What this task involves: Return all lines of the data in which the string "price" occurs.

Entries taken from a collection:
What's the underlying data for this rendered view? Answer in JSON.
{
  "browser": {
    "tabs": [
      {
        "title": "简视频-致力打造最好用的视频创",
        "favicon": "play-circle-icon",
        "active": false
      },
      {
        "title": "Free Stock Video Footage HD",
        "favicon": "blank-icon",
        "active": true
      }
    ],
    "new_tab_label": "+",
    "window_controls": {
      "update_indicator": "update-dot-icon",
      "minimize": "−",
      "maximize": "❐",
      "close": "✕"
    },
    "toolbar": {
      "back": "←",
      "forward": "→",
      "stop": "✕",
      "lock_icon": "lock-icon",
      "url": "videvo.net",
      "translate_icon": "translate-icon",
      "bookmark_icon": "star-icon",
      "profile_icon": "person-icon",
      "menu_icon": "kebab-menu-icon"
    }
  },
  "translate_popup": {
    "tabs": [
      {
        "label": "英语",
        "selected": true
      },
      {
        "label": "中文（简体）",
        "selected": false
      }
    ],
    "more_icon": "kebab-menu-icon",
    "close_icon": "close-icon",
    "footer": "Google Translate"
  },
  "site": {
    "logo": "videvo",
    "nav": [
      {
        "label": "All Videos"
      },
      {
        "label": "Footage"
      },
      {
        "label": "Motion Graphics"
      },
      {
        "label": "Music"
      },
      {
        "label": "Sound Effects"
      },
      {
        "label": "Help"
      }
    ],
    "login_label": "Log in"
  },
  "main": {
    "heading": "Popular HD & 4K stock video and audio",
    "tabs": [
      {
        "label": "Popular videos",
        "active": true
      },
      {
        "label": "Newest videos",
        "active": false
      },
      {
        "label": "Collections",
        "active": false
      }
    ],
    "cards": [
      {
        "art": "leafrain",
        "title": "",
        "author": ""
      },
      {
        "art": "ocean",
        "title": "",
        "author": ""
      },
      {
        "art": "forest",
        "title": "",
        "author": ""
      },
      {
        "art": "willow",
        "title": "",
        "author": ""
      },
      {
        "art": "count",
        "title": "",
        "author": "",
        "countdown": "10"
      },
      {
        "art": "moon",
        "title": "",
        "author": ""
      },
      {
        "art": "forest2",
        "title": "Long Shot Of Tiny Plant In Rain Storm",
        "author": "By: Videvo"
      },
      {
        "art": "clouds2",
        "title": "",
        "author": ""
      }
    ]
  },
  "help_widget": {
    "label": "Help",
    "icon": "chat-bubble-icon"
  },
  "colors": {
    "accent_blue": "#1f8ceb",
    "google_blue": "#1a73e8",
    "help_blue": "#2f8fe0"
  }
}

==

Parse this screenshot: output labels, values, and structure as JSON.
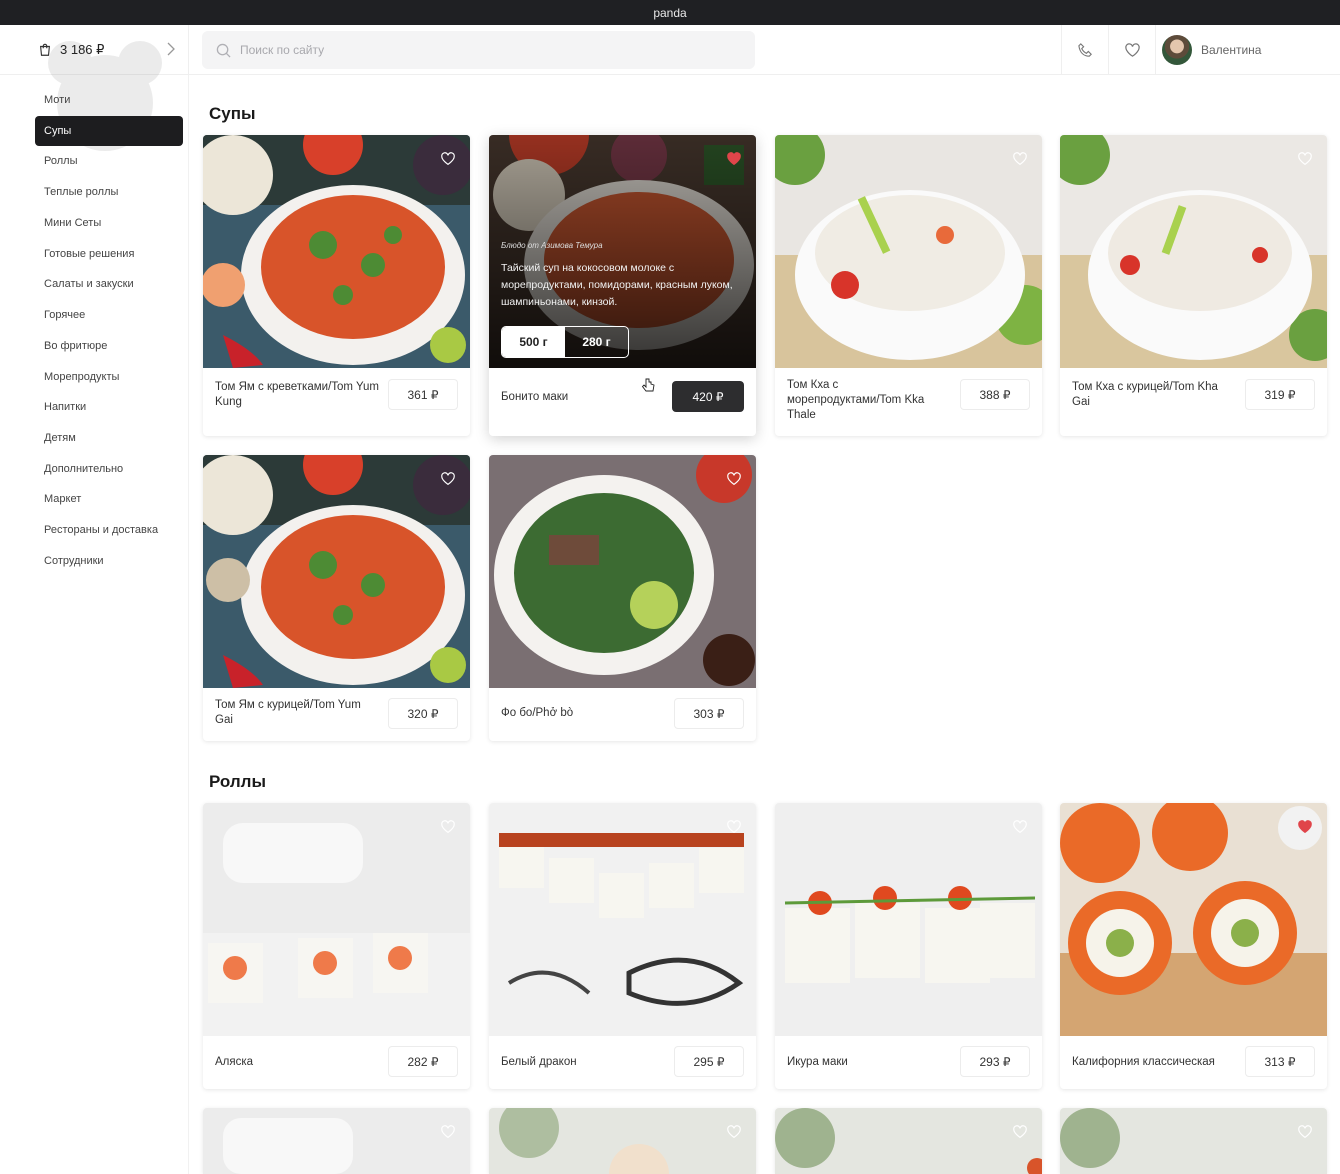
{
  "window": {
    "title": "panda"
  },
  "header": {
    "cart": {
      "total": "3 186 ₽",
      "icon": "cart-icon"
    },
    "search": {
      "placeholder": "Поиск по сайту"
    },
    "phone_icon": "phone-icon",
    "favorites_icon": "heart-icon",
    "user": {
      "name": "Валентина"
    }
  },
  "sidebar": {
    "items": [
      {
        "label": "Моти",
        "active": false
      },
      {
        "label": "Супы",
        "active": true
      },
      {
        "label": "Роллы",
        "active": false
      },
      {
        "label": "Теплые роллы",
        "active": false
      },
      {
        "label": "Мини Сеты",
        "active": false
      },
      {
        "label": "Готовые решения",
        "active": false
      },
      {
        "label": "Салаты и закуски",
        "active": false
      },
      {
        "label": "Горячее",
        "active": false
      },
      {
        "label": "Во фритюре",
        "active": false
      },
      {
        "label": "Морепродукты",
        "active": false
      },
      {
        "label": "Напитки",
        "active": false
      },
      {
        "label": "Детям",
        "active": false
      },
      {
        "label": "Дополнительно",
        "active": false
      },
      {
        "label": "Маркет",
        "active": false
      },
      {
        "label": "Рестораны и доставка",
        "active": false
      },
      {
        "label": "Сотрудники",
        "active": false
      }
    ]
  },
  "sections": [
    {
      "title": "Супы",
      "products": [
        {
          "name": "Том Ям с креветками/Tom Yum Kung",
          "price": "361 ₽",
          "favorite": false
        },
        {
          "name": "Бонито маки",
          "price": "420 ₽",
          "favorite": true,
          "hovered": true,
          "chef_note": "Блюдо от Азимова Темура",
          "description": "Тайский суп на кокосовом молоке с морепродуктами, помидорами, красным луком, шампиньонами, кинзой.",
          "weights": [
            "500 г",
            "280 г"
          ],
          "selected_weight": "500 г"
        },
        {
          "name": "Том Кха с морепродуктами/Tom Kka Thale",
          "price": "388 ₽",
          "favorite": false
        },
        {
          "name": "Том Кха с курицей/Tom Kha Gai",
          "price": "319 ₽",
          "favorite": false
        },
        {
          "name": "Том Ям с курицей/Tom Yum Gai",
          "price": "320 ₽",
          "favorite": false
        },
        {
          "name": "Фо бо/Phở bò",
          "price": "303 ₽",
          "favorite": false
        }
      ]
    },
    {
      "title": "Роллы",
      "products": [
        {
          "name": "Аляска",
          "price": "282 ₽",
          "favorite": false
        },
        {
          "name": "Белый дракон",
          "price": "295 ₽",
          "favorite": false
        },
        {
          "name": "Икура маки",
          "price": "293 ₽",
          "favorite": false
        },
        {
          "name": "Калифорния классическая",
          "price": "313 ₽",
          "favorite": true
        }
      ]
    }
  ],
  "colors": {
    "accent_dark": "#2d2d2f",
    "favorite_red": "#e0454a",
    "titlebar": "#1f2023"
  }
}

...

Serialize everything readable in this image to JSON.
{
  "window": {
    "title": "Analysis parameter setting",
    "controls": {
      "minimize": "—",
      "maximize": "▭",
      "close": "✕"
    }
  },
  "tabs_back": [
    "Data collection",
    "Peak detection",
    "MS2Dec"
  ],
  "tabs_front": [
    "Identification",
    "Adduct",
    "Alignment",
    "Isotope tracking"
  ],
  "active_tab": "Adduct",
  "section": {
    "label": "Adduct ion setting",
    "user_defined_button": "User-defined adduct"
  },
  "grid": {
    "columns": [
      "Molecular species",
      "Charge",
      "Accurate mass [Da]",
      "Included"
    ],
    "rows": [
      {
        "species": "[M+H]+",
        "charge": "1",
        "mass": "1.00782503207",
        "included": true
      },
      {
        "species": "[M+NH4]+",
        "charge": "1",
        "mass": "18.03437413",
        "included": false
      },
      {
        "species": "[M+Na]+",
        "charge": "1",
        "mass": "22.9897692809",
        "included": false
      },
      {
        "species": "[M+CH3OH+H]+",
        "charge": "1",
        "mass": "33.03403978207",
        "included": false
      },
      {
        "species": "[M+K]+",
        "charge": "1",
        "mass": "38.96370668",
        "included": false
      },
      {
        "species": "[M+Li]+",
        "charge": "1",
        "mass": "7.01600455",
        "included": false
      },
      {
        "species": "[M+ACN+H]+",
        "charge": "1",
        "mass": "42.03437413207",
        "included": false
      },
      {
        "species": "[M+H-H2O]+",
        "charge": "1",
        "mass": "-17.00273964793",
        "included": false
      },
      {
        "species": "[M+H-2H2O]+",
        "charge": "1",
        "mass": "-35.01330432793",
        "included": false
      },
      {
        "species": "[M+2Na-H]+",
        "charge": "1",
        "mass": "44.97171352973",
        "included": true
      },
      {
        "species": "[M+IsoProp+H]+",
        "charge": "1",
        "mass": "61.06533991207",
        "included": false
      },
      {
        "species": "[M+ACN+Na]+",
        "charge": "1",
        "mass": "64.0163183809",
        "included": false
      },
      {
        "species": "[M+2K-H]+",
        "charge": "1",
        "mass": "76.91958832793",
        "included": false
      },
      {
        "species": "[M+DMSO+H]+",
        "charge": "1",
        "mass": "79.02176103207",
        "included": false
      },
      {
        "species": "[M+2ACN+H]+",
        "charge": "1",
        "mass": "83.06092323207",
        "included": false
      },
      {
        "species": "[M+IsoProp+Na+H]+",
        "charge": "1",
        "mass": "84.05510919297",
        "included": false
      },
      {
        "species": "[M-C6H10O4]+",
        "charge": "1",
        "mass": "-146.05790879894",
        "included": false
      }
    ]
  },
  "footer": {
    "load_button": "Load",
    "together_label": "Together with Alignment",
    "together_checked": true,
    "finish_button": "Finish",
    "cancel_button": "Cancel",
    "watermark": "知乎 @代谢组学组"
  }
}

Answer for this exercise:
          "price": "361 ₽",
          "price": "420 ₽",
          "price": "388 ₽",
          "price": "319 ₽",
          "price": "320 ₽",
          "price": "303 ₽",
          "price": "282 ₽",
          "price": "295 ₽",
          "price": "293 ₽",
          "price": "313 ₽",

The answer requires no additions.